What complicates this post is there are at least three types of consulting positions…so I’ll deal with jobs first.  For a job, meaning a permanent position in a company that will offer promotion over time, employers want competence in the specific position initially, but also want someone who can grow in the organization, take on more responsibility, and generally do more for the organization over time.  This is true even for pretty senior positions, I think, but particularly true for entry level or early career positions.  So, you need to show that in your resume (and cover letter).

Consulting can be a whole other kettle of fish.   In the first type, working as a consultant in a consulting firm (non-profit, international, business consulting, technical consulting, whatever), you are really applying for a job.  The organization needs to have you work for clients -  so you must have certain talents, but they also expect to provide some training and expect you to move ahead, leading teams, leading projects, and eventually bringing in clients and work yourself.  Your resume for this type has to show strong substantive competence, but needs to show more.

The second type is as an independent consultant on a long-term project.  This is often found in international development work as teams of ‘consultants’ (I would refer to them as technical assistance providers, but many call them consultants) are posted overseas on a project.  To get the project, the firm bidding has to present a team that clearly meets the job requirements defined by the funder, so if you are applying to the firm to be included, they really need to see a very focused resume showing you not only can do tasks x, y, and z, but have actually done them successfully in the past.  That is necessary.  However, the firm - if they are any good - also realize that things change on a long-term project: task requirements change over time meaning you want people with flexible skills; people leave and may need to be replaced and moving someone up within the team can have advantages; the personal attributes that make for a successful PCV are important over time, even if they don’t make up for hard skills in getting the work.  (I find it depressing that funders seem to evaluate teams presented to them on such narrow, narrow grounds, but that’s another story).  Anyway, for this type of position, be clear about your substantive abilities (and if you don’t have them, don’t apply), but also present your other, softer skills, since the best employers in these fields will value them.

The third type of consulting position is a short-term, we-need-someone-to-fix-something job.  Think of a plumber.  Not too many folks want a plumber who is learning on the job.  If you are this kind of consultant - doing short-term jobs for, hopefully, big bucks - or want to be, your resume has to really be a presentation of work done, results accomplished, and references.

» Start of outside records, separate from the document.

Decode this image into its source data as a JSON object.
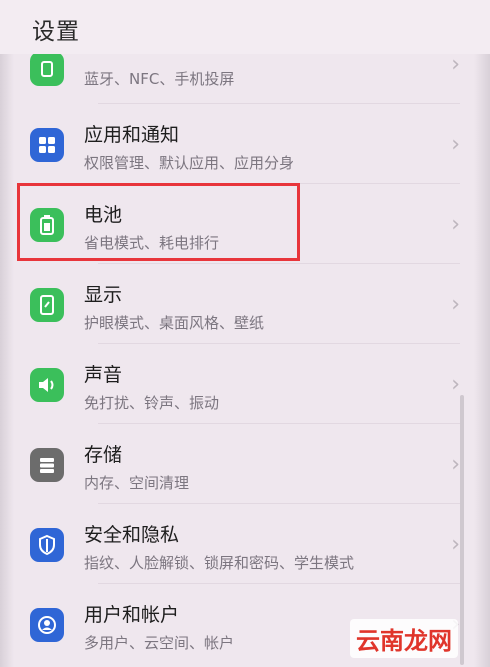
{
  "header": {
    "title": "设置"
  },
  "items": [
    {
      "title": "蓝牙、NFC、手机投屏",
      "subtitle": "",
      "icon": "bluetooth-icon",
      "color": "#3bbf5b"
    },
    {
      "title": "应用和通知",
      "subtitle": "权限管理、默认应用、应用分身",
      "icon": "apps-grid-icon",
      "color": "#2f66d6"
    },
    {
      "title": "电池",
      "subtitle": "省电模式、耗电排行",
      "icon": "battery-icon",
      "color": "#3bbf5b"
    },
    {
      "title": "显示",
      "subtitle": "护眼模式、桌面风格、壁纸",
      "icon": "display-icon",
      "color": "#3bbf5b"
    },
    {
      "title": "声音",
      "subtitle": "免打扰、铃声、振动",
      "icon": "speaker-icon",
      "color": "#3bbf5b"
    },
    {
      "title": "存储",
      "subtitle": "内存、空间清理",
      "icon": "storage-icon",
      "color": "#6c6c6c"
    },
    {
      "title": "安全和隐私",
      "subtitle": "指纹、人脸解锁、锁屏和密码、学生模式",
      "icon": "shield-icon",
      "color": "#2f66d6"
    },
    {
      "title": "用户和帐户",
      "subtitle": "多用户、云空间、帐户",
      "icon": "user-icon",
      "color": "#2f66d6"
    }
  ],
  "watermark": "云南龙网"
}
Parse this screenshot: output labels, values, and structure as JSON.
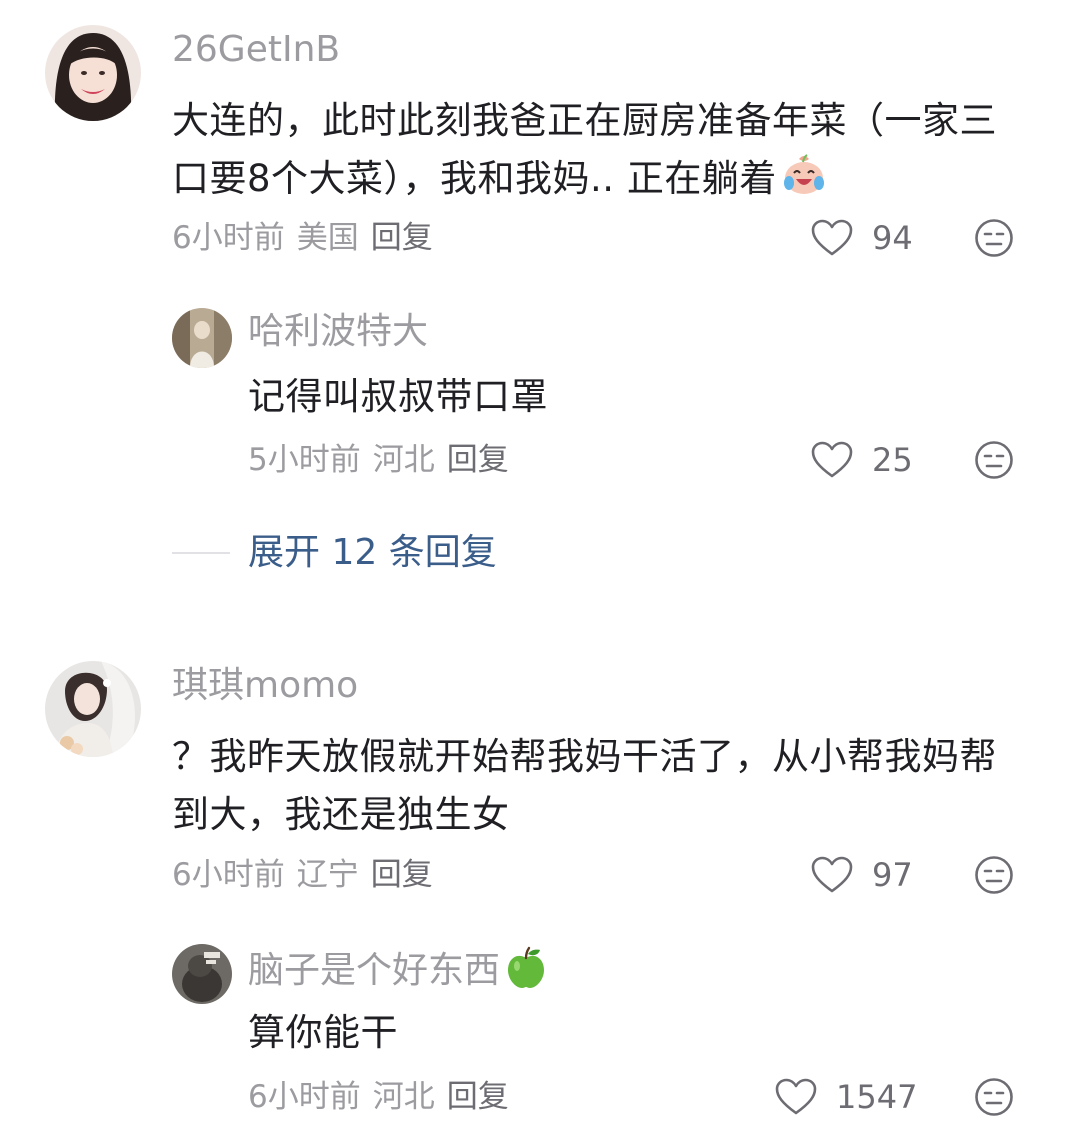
{
  "comments": [
    {
      "username": "26GetInB",
      "content": "大连的，此时此刻我爸正在厨房准备年菜（一家三口要8个大菜），我和我妈.. 正在躺着",
      "content_emoji": "laughing-crying-emoji",
      "time": "6小时前",
      "location": "美国",
      "reply_label": "回复",
      "likes": "94",
      "reply": {
        "username": "哈利波特大",
        "content": "记得叫叔叔带口罩",
        "time": "5小时前",
        "location": "河北",
        "reply_label": "回复",
        "likes": "25"
      },
      "expand_label": "展开 12 条回复"
    },
    {
      "username": "琪琪momo",
      "content": "？我昨天放假就开始帮我妈干活了，从小帮我妈帮到大，我还是独生女",
      "time": "6小时前",
      "location": "辽宁",
      "reply_label": "回复",
      "likes": "97",
      "reply": {
        "username": "脑子是个好东西",
        "username_emoji": "green-apple-emoji",
        "content": "算你能干",
        "time": "6小时前",
        "location": "河北",
        "reply_label": "回复",
        "likes": "1547"
      }
    }
  ],
  "icons": {
    "like": "heart-outline-icon",
    "dislike": "unamused-face-icon"
  },
  "colors": {
    "username": "#9b9ba0",
    "content": "#1f1f24",
    "meta": "#9b9ba0",
    "expand": "#3b5d8a"
  }
}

Upcoming posts:

  • How much education should you include?
  • Applying to US employers versus overseas employers.